Exercise description: Show, from the entries below, every line in which "name" appears.

[Stored items]
* * *

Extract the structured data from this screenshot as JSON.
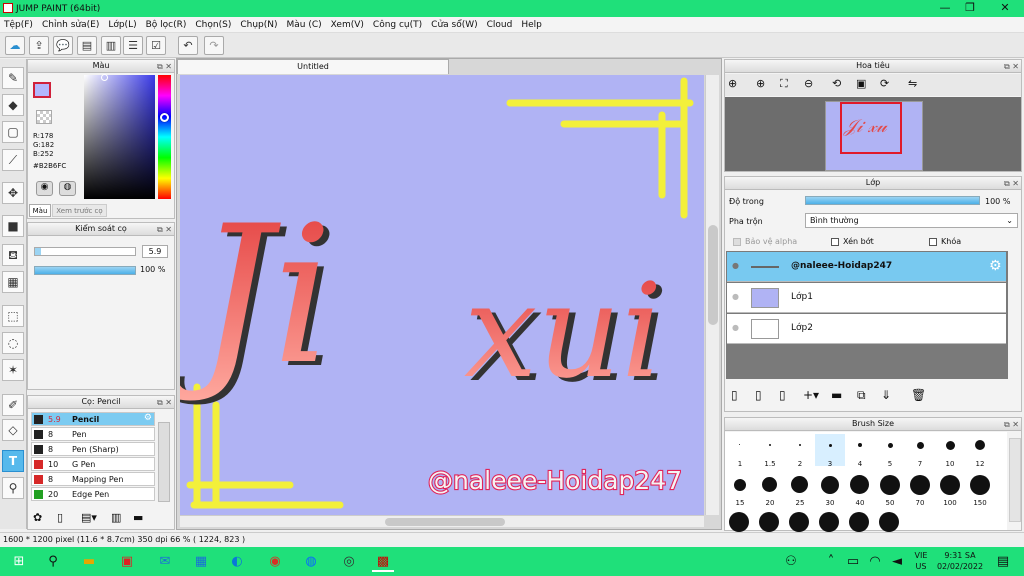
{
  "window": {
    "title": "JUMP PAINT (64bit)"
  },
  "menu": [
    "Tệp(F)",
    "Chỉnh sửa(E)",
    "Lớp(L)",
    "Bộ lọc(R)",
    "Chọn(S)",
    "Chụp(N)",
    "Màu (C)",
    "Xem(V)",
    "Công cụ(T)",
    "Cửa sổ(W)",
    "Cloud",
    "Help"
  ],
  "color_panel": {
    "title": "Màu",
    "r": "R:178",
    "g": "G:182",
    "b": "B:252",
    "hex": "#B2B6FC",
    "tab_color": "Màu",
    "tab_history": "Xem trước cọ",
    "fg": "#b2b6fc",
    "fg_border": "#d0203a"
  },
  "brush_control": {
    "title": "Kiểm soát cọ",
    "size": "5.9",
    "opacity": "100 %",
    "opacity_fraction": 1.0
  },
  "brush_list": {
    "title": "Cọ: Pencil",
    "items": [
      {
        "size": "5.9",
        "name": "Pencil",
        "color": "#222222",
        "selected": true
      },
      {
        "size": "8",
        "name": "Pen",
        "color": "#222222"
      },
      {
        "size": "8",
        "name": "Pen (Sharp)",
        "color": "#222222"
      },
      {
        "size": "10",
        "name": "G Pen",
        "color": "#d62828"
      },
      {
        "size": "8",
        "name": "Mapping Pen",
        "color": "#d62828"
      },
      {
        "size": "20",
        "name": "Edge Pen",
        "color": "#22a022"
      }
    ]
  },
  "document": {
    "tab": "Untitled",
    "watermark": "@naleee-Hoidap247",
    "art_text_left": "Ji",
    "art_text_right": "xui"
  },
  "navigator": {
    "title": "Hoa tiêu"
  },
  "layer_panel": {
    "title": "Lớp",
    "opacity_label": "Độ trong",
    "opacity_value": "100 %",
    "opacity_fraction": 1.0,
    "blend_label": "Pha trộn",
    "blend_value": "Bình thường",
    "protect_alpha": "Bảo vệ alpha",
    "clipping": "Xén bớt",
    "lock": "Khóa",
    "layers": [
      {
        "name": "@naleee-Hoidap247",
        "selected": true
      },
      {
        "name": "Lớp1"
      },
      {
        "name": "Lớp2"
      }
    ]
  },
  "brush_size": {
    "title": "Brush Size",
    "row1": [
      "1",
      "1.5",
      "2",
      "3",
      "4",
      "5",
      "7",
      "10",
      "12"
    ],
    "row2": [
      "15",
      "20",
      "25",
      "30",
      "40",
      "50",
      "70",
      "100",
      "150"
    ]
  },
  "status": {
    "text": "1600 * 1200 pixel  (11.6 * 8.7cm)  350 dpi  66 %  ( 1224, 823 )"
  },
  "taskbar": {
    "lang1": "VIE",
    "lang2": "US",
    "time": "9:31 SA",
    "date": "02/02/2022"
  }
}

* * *

Task result:
        "name": "Pencil",
        "name": "Pen",
        "name": "Pen (Sharp)",
        "name": "G Pen",
        "name": "Mapping Pen",
        "name": "Edge Pen",
        "name": "@naleee-Hoidap247",
        "name": "Lớp1"
        "name": "Lớp2"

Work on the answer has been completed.